| PROMPT |
Which lines in the listing below contain "Days"? Copy each of them.

# # # # # # #

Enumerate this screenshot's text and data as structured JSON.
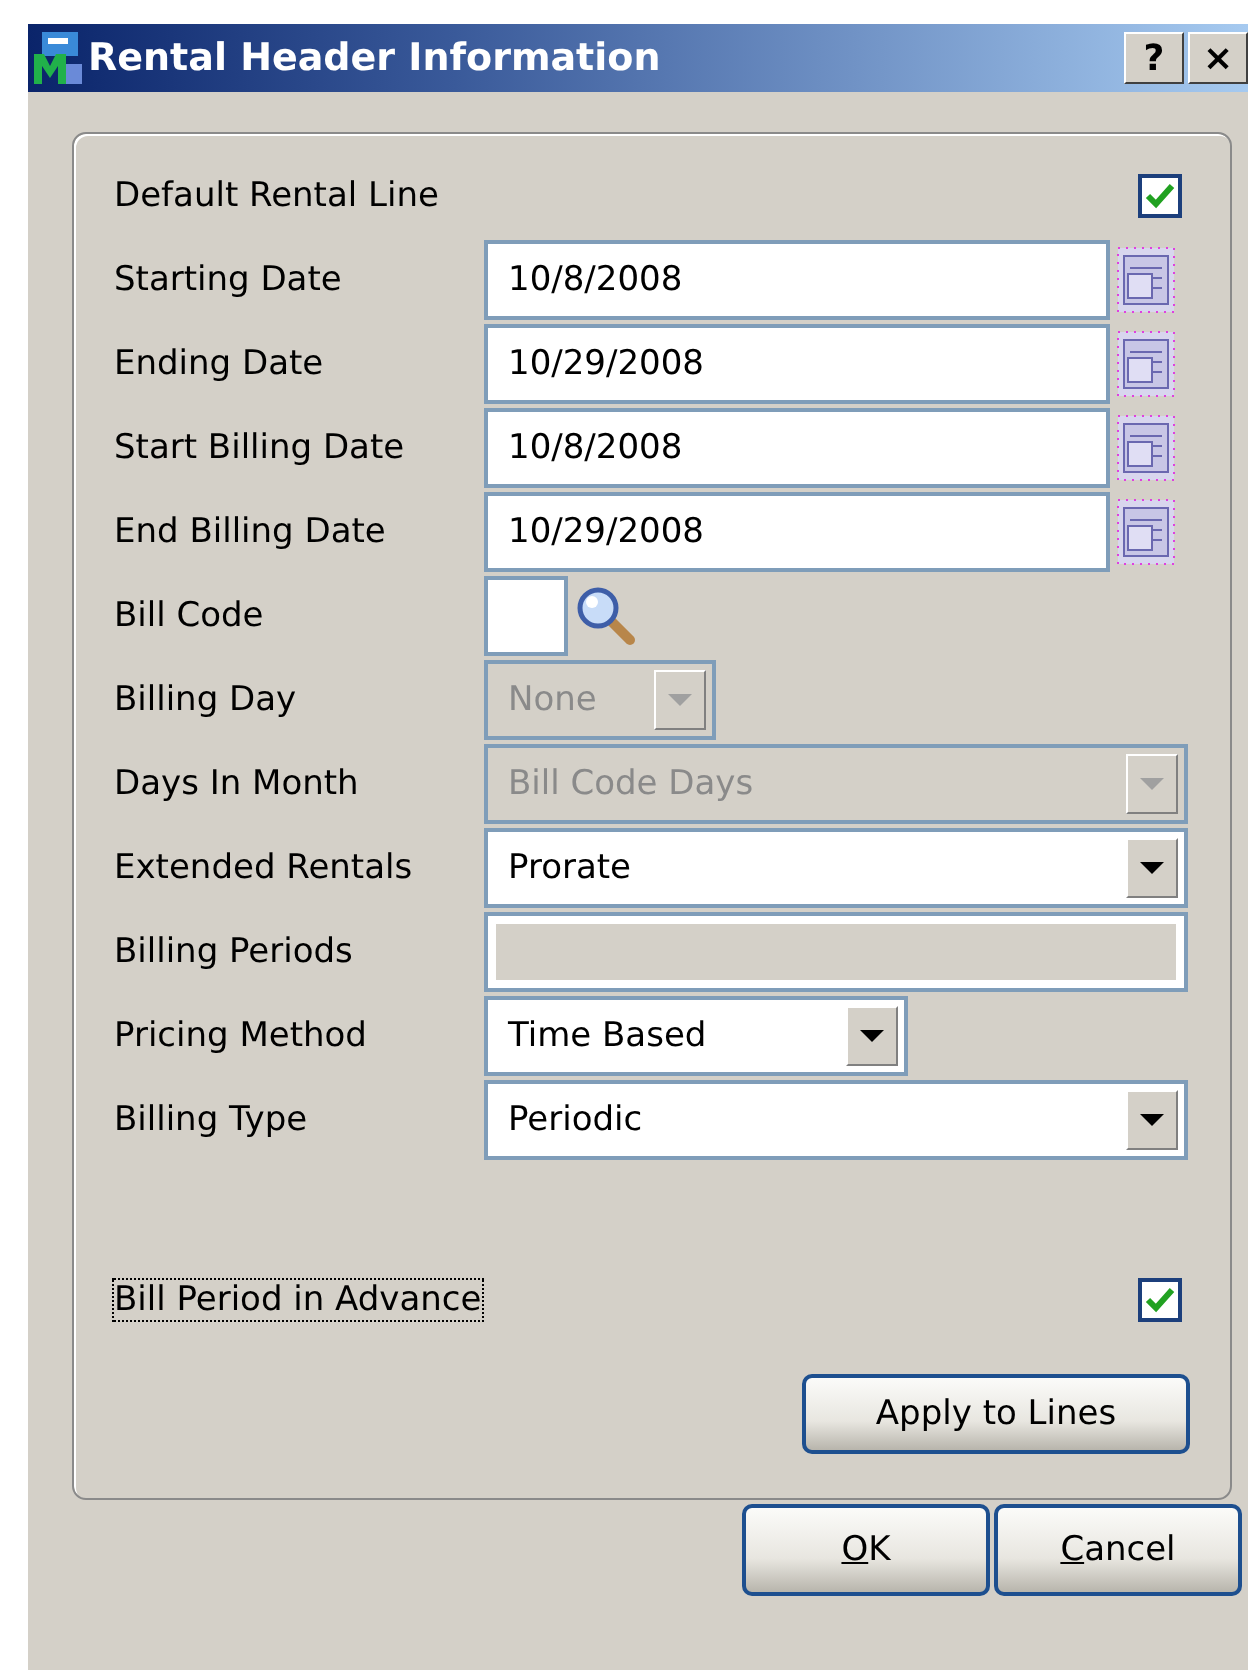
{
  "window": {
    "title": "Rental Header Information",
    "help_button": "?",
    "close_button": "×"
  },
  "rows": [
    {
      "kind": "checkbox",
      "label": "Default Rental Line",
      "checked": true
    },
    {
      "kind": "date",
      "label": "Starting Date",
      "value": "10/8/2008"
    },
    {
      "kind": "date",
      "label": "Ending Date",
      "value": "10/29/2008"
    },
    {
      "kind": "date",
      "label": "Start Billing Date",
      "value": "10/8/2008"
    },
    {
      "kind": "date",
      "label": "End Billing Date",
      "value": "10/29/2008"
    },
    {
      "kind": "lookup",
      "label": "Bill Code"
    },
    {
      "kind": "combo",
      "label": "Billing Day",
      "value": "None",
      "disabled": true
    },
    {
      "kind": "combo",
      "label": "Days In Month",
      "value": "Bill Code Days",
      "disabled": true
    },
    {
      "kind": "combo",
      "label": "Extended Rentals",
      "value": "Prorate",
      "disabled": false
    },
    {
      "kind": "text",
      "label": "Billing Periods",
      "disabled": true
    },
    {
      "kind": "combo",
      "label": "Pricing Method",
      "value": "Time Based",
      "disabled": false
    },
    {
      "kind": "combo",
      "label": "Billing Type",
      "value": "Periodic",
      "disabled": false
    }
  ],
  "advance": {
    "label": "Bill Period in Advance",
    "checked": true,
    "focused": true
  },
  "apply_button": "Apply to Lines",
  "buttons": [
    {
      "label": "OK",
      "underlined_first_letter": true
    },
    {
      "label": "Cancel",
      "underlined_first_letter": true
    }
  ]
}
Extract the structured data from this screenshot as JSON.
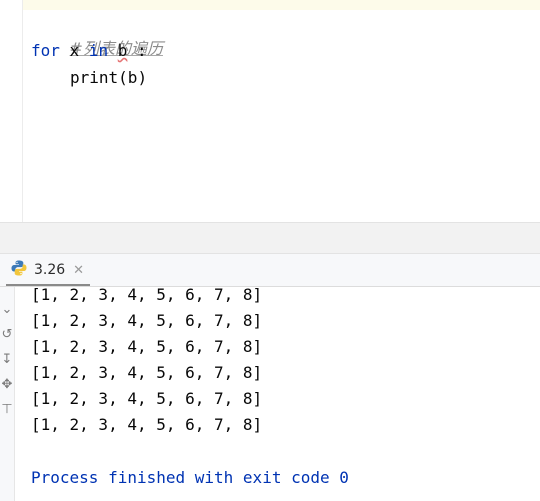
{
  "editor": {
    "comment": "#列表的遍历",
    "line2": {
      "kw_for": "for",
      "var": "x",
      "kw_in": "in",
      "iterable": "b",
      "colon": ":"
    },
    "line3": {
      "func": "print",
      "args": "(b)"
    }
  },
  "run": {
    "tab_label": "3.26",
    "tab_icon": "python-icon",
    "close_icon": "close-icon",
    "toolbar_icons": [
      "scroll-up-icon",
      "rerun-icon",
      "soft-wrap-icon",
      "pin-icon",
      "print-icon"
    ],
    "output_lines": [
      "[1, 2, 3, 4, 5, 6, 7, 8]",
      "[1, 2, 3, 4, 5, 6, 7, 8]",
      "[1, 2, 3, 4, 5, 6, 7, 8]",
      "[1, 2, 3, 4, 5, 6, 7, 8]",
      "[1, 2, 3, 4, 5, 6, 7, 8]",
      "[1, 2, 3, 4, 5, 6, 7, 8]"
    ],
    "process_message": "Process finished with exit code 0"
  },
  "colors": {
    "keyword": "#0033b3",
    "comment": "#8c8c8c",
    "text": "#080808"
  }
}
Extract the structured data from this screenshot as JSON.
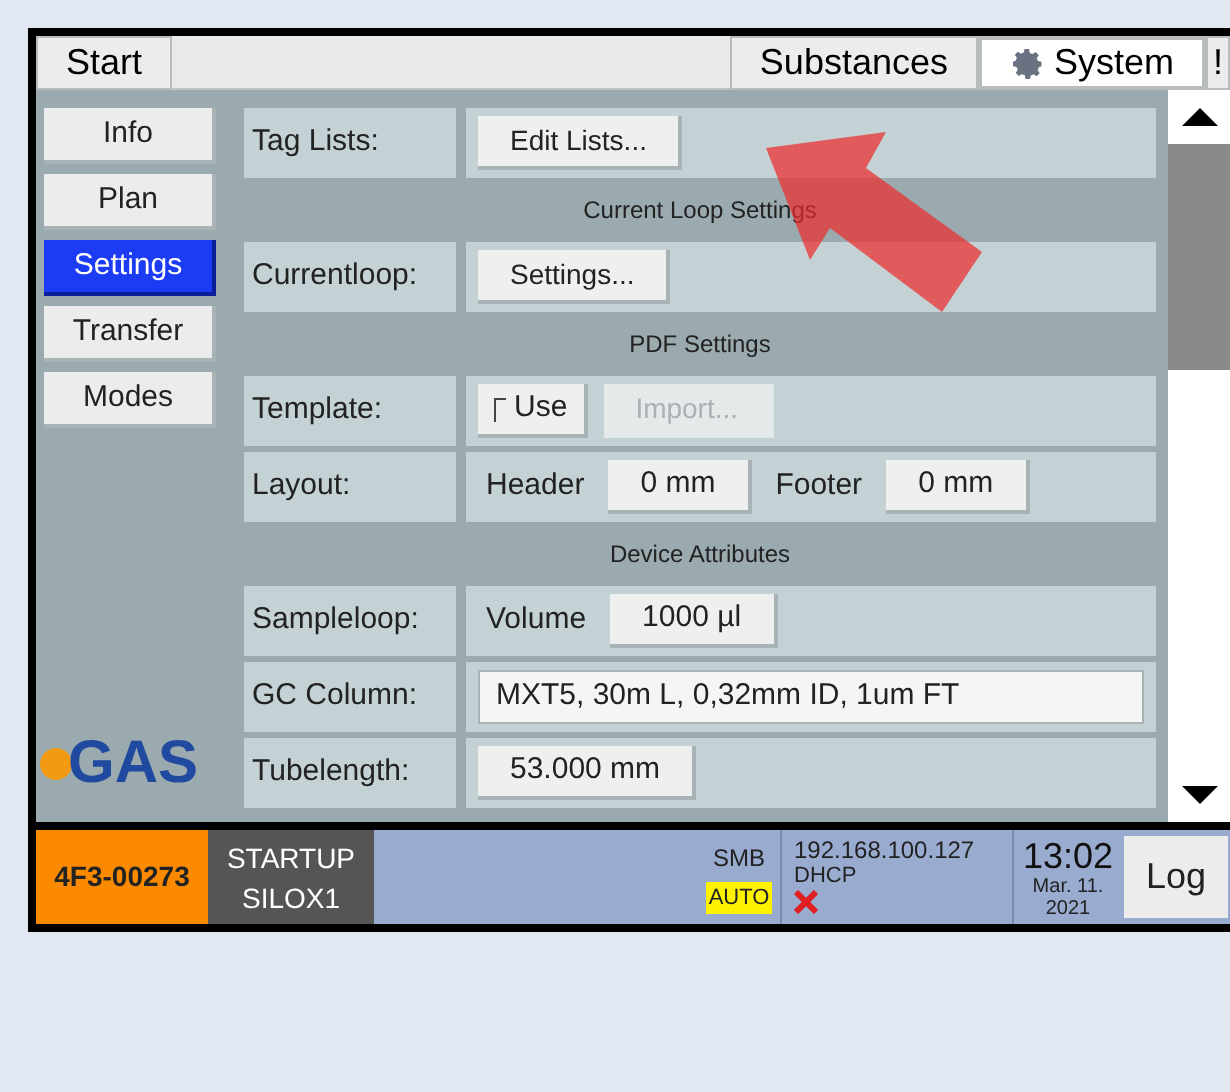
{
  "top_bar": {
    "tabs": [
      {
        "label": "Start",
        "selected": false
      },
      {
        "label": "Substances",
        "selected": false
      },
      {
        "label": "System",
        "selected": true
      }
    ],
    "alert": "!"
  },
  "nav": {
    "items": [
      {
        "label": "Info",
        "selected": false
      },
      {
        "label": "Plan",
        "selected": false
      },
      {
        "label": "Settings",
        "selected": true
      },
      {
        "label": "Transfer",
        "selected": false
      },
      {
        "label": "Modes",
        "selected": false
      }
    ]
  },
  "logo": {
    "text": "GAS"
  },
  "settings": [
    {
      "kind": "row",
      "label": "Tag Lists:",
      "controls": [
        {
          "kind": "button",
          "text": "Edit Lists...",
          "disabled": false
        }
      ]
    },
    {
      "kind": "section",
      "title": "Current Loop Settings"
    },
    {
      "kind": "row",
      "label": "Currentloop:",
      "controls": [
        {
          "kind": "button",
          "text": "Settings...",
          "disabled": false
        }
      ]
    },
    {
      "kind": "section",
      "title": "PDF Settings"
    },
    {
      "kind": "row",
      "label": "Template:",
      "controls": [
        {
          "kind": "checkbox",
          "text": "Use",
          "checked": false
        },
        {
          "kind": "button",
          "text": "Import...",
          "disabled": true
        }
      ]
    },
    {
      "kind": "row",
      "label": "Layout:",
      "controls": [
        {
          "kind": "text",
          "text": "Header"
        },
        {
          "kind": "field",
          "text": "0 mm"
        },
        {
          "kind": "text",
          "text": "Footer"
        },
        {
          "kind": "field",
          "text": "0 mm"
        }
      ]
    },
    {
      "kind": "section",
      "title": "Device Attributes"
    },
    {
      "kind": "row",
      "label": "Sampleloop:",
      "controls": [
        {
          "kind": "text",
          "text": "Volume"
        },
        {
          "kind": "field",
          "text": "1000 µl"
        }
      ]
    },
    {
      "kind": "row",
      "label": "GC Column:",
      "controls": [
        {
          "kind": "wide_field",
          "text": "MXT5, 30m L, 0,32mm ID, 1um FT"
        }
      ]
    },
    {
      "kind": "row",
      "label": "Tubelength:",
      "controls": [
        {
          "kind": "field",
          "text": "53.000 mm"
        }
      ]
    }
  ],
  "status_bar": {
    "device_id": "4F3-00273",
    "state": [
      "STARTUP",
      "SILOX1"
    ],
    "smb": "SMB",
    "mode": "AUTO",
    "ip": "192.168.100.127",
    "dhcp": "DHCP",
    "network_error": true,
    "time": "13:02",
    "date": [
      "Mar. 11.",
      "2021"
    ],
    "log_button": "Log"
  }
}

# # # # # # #

| OUTPUT FOR THIS TASK |
      "label": "Days In Month",
      "value": "Bill Code Days",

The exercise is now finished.